Wednesday, October 29, 1997
Twins are twice the work,
twice the love


BY CLIFF RADEL
The Cincinnati Enquirer

They take life two things at a time. They have to. They're the mothers of twins.

The outside world may see their children as a matched set. But these moms are trying to raise them as individuals.

Boy, are they trying.

Twins turned Sarah Daniels into a contortionist.

''I learned to feed one baby and bounce the other on the same leg at the same time,'' said the mother of 3-year-old identical twin girls. To demonstrate, she pushed her chair from the table at the West Chester Willie's Sports Cafe.

She crossed her legs in a modified pretzel knot and stretched her arms as if she were about to hug a 55-gallon drum. Hunched over with a frazzled look, she assumed the mealtime position of a mother of twins.

So began another Lunch with Cliff. This time the noontime meal was with Sarah and the nine women giving her balancing act a round of admiring stares and knowing nods.

''We're the survivors in the West Chester Mothers of Twins Club,'' declared Chris Lemmon. ''Our twins are in school,'' the mother of his-and-her 13-year-olds added with a relieved sigh. ''Our sanity is intact. So we can have lunch out.''

Caroline Eder, mother of twin 8-year-old boys, formed the monthly lunch group two years ago to retain her sanity.

''When the twins were born, I didn't think I would ever go out and eat lunch again. I thought I was doomed.''

''Life was over for a good year,'' said Donna Leslie, mother of boy-and-girl twin 7-year-olds. ''Everywhere you went, the double diaper bags would follow.''

Until Caroline formed the group, her idea of a big adventure was going to the grocery store. ''Heaven is shopping Kroger at 10 p.m. by yourself.''

Diane Hickman, mother of 6-year-old twin boys, agreed. But for those moments when you just can't leave the twins at home, ''you use drive-throughs: banks, dry cleaners, restaurants, any place where you never have to get out of the car.''

There comes a time, though, when you must leave the car and take the twins into a store. From that day forward, you're dogged by questions.

''How old are they?''

Chris Lemmon bites her tongue if she answers, ''the twins are 13.'' She makes a habit of saying their names and their ages.

''They're not a team,'' she reminds herself. ''They're two people.''

''Are they identical?''

Kathie Roberts hears this one a lot. And her 9-year-old twins are a boy and a girl.

''People you've never met,'' said Ann Neltner, whose girls are identical 6-year-olds, ''ask the dumbest things.''

That comment set off a wave of chatter at the table. Suddenly, a list was being compiled: The top-10 dumb things strangers say to you at the mall.

Every woman at the table has heard this one:

''How can you tell them apart?''

The short answer: Sometimes you can't.

Diana Carroll has identical 4-year-old girls.

''Every night when my husband comes home from work, he gets them confused,'' she said. She bashfully admitted that on particularly stressful days she does, too.

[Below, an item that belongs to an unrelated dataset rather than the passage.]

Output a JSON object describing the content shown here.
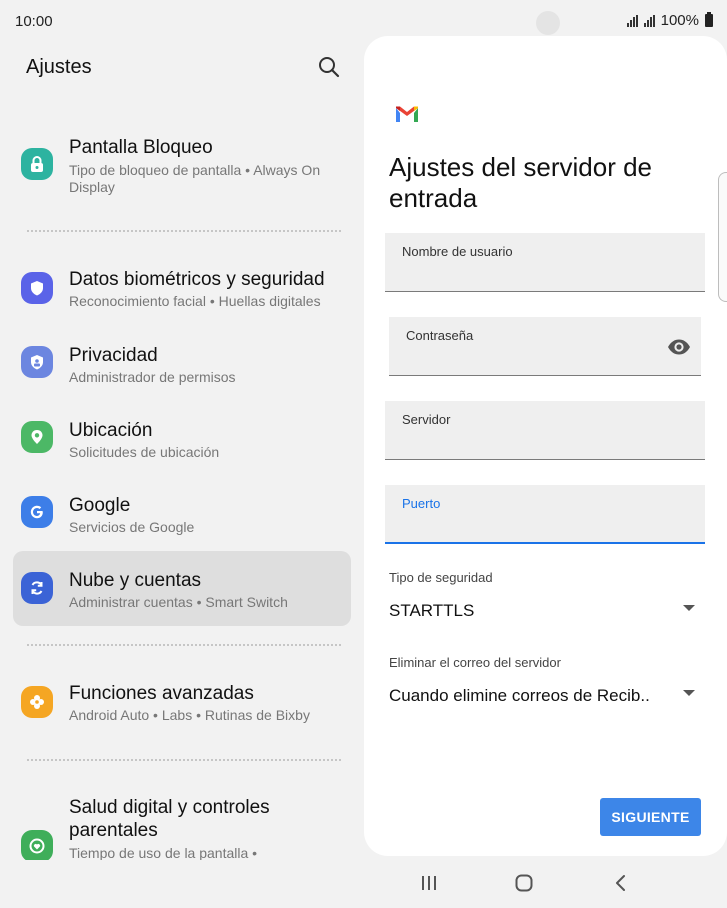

For now, they identify the girls by beauty marks on certain parts of their anatomy.

''We won't be able to do this when they turn 13,'' she's warned her husband. ''We must come up with a better plan.''

They're still working on one.

While the top-10 list worked its way up and down the table, talk turned to encouraging twins to be independent.

Diane Hickman's sons express their individual personalities through their tastes in clothes. That's good for the boys. But bad for their mom. Sorting laundry is a nightmare.

Karen Leahy, mother of twin 6-year-old boys, has a twin sister. She thinks individuality comes naturally. She remembers how much she looked like her sister when they were children, but how differently they behaved. She was outgoing. Her sister was shy. She needed help in calculus. Her sister was a whiz in math.

Despite their differences, Karen and her twin were ''soul mates. Just knowing someone was there for you, and going through the same things, made life easier.''

A lull in the table chatter signified the list was ready. The top-10 dumb things people say at the mall to mothers of twins:

10. Were you on drugs?

9. Who's older?

8. Did you plan to have twins?

7. Are you planning to have another set?

6. Twice the work.

5. Glad they're yours and not mine.

4. Are you baby-sitting?

3. Are they yours?

2. Why did you have twins?

And the dumbest of the dumb:

1. Double trouble.

When she hears ''double trouble,'' Kathy Schmidt, mother of soon-to-be 3-year-old twin girls, has a polite reply.

''They're not double trouble,'' she says.

''Twins are double love.''

Cliff Radel's column appears in The Enquirer Monday, Wednesday and Friday. Call 768-8379 or fax at 768-8340.

RADEL ARCHIVE